RECORD SET |
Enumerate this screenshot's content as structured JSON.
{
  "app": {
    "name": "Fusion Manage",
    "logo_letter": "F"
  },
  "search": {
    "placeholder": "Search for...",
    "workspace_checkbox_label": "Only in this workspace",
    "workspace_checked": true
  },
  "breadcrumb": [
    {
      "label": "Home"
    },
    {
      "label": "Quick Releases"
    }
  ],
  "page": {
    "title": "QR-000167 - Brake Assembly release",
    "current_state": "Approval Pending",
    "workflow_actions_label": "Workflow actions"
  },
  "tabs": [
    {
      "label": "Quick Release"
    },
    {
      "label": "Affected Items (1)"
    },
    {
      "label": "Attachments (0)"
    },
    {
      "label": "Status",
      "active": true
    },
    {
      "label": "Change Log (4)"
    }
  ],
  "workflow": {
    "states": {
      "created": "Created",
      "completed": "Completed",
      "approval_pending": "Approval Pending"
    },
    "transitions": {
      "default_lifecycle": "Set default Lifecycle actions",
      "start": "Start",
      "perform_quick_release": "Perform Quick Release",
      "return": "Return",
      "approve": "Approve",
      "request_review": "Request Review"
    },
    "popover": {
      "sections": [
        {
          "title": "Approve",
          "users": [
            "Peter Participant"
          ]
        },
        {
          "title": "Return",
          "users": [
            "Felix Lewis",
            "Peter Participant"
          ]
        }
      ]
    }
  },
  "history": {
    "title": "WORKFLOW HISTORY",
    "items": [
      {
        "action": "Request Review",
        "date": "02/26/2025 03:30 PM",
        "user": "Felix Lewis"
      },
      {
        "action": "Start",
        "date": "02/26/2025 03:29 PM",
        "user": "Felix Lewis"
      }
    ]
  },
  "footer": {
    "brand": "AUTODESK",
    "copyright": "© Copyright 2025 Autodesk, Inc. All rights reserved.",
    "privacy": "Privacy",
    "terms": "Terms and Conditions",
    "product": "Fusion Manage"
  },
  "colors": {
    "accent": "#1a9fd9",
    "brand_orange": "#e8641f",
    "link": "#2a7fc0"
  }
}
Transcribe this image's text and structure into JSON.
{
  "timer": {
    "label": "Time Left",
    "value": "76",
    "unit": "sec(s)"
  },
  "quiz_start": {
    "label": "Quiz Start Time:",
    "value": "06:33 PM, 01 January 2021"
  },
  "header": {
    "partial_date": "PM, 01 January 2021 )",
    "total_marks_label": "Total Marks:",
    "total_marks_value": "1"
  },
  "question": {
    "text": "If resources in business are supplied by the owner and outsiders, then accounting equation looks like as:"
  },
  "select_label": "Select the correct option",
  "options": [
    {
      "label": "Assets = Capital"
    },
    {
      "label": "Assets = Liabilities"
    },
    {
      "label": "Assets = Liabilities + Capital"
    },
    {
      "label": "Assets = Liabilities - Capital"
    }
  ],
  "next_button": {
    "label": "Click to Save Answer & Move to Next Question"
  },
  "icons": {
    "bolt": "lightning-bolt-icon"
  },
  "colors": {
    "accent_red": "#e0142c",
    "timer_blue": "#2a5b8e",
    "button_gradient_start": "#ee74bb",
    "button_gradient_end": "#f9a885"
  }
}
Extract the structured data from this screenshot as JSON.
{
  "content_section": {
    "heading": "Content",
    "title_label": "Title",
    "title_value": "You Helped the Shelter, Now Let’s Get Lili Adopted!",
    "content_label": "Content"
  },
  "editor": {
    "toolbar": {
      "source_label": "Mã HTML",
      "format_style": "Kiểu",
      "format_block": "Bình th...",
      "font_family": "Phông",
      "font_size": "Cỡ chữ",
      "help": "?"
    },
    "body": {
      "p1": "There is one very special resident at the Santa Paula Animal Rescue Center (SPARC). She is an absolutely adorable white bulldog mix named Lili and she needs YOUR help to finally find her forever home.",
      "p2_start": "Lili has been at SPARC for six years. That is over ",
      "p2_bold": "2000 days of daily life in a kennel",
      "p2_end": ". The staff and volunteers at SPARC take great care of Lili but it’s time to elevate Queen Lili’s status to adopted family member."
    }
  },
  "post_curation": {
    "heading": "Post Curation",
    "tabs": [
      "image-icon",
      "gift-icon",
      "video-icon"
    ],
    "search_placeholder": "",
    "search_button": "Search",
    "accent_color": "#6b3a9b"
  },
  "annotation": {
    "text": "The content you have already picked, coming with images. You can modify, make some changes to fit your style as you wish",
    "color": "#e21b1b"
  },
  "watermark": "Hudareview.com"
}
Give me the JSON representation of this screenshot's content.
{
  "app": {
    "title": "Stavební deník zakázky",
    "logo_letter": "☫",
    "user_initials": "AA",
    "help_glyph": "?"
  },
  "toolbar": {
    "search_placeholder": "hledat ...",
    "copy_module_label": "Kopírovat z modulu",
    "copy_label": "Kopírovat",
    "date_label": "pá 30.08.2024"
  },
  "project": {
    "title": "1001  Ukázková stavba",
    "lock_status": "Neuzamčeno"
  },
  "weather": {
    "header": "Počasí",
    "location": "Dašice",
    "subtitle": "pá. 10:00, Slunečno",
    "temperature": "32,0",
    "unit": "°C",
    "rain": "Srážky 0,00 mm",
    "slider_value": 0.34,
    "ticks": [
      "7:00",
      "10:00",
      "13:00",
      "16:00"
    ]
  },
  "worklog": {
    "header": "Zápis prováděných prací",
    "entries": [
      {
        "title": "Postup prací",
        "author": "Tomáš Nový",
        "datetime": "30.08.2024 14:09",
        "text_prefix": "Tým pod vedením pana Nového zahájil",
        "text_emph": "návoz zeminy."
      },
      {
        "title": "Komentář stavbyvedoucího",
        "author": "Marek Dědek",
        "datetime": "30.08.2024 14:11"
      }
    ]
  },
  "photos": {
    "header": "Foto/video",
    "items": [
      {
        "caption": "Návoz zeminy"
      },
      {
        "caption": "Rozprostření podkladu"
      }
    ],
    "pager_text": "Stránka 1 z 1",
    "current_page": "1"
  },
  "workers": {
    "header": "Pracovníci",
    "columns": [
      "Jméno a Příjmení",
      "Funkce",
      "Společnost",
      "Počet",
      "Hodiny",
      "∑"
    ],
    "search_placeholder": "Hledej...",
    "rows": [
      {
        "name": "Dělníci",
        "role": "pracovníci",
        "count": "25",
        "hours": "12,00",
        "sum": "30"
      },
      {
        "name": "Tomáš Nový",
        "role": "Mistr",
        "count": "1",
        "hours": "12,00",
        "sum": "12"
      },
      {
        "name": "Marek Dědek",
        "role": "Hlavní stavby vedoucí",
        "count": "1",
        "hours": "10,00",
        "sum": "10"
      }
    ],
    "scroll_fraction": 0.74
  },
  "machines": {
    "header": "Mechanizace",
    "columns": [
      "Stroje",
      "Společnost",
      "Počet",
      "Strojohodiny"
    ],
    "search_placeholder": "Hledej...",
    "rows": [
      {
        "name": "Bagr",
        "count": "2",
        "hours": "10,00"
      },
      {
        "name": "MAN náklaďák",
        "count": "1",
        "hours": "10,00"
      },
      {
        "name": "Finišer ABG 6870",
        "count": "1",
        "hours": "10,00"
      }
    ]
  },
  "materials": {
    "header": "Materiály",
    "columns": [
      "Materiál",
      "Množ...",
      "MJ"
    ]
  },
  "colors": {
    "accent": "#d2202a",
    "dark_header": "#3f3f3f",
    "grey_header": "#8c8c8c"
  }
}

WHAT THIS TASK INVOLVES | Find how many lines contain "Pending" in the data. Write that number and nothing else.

OUTPUT OF THE TASK | 2